“Family Bible” — Willie sold this one, too. But Claude Gray made a hit out of it and that encouraged Willie to move to Nashville.

“Hello Walls” — Faron Young took this to the top of country charts.

Classic Willie

“Angel Flying Too Close to the Ground” — You know you’re doing good when Bob Dylan records your song.

“On the Road Again” — Written almost on the spot when it was suggested he needed a new song for his movie “Honeysuckle Rose.”

“Good Hearted Woman” — Written and performed with good friend Waylon Jennings.

Wild Willie

“I Gotta Get Drunk” — “There’s more old drunks than there are old doctors so I guess we better have another round.”

“Shotgun Willie” — Willie got the nickname after a shootout that followed a domestic dispute between daughter Lana and her husband.

“Roll Me Up and Smoke Me When I Die” — We can’t imagine how Willie interested Snoop Dogg in a collaboration.

Weird Willie

“I Just Can’t Let You Say Goodbye” — The protagonist strangles the woman who is going to leave him.

“I Never Cared for You” — Willie gives the traditional love song a surreal makeover.

“Devil in A Sleeping Bag” — Inspired by drummer Paul English’s devilish looks and a long road trip from California.

Not Written by Willie

“Whiskey River” — Johnny Bush wrote the song that Willie (almost) always opens his shows with.

“Blue Eyes Crying in the Rain” — Written by Fred Rose and originally recorded in 1945 by Roy Acuff, it was Willie’s first No. 1 hit.
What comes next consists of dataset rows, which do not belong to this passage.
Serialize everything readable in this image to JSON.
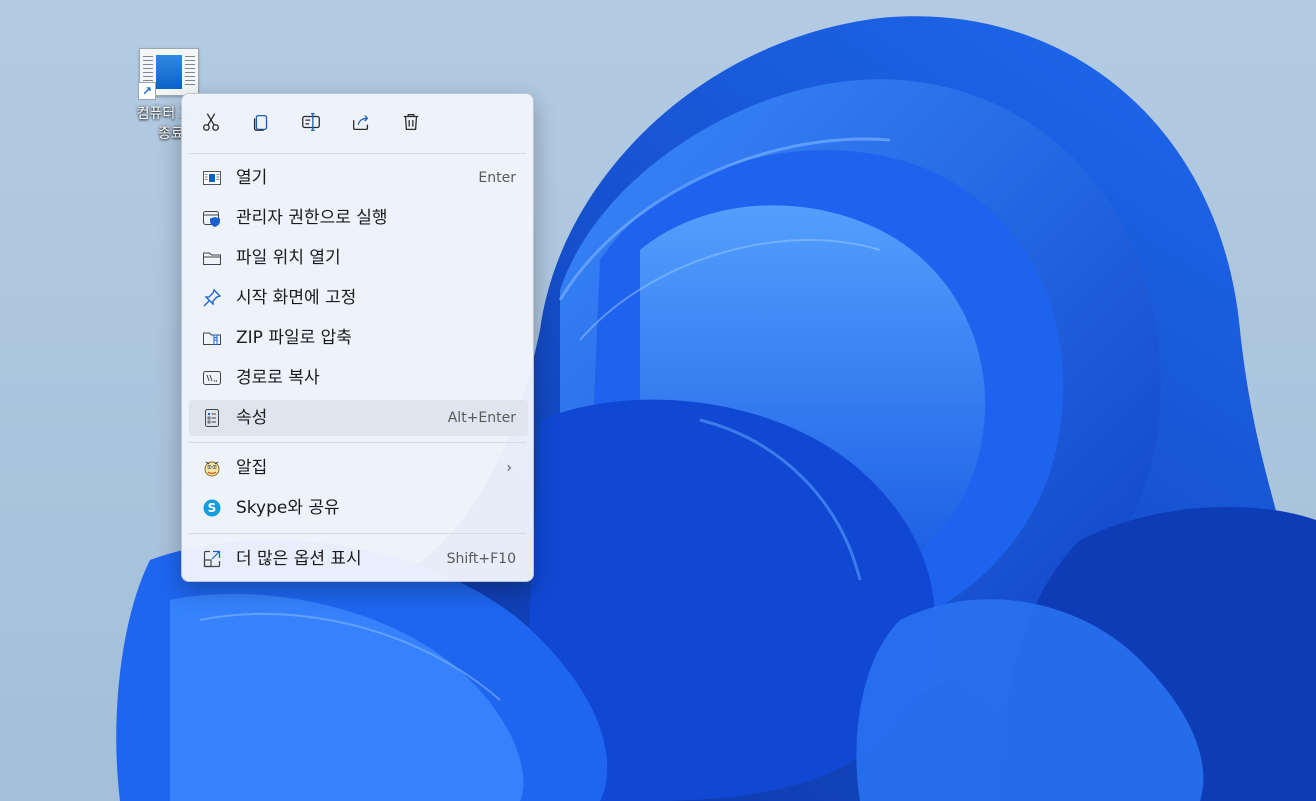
{
  "desktop": {
    "shortcut": {
      "label_line1": "컴퓨터 끄기",
      "label_line2": "종료"
    }
  },
  "toolbar": {
    "cut_icon": "scissors-icon",
    "copy_icon": "copy-icon",
    "rename_icon": "rename-icon",
    "share_icon": "share-icon",
    "delete_icon": "trash-icon"
  },
  "menu": {
    "items": [
      {
        "label": "열기",
        "shortcut": "Enter",
        "icon": "window-icon"
      },
      {
        "label": "관리자 권한으로 실행",
        "shortcut": "",
        "icon": "shield-icon"
      },
      {
        "label": "파일 위치 열기",
        "shortcut": "",
        "icon": "folder-icon"
      },
      {
        "label": "시작 화면에 고정",
        "shortcut": "",
        "icon": "pin-icon"
      },
      {
        "label": "ZIP 파일로 압축",
        "shortcut": "",
        "icon": "zip-folder-icon"
      },
      {
        "label": "경로로 복사",
        "shortcut": "",
        "icon": "path-icon"
      },
      {
        "label": "속성",
        "shortcut": "Alt+Enter",
        "icon": "properties-icon"
      },
      {
        "label": "알집",
        "shortcut": "",
        "icon": "alzip-icon",
        "submenu": true
      },
      {
        "label": "Skype와 공유",
        "shortcut": "",
        "icon": "skype-icon"
      },
      {
        "label": "더 많은 옵션 표시",
        "shortcut": "Shift+F10",
        "icon": "more-options-icon"
      }
    ]
  },
  "colors": {
    "accent": "#0a63c9",
    "wallpaper": "#1a5fe0",
    "menu_bg": "#f0f4fb"
  }
}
“Always on My Mind” — Was a big hit for Elvis in the early ?70s, but an even bigger hit for Willie.



What we’re listening to, Willie Nelson! Whiskey River

Wednesday, July 8th, 2015


City Of New Orleans

Sunday, June 28th, 2015

City of New Orleans was written by Steve Goodman. It’s about a train called “City of New Orleans”, the train that runs between Chicago and New Orleans.

You can read the story behind the song here.

The songs has been performed by many artists over the years, this is one of my favourites:

Happy Shoeshine Friday!

Friday, June 26th, 2015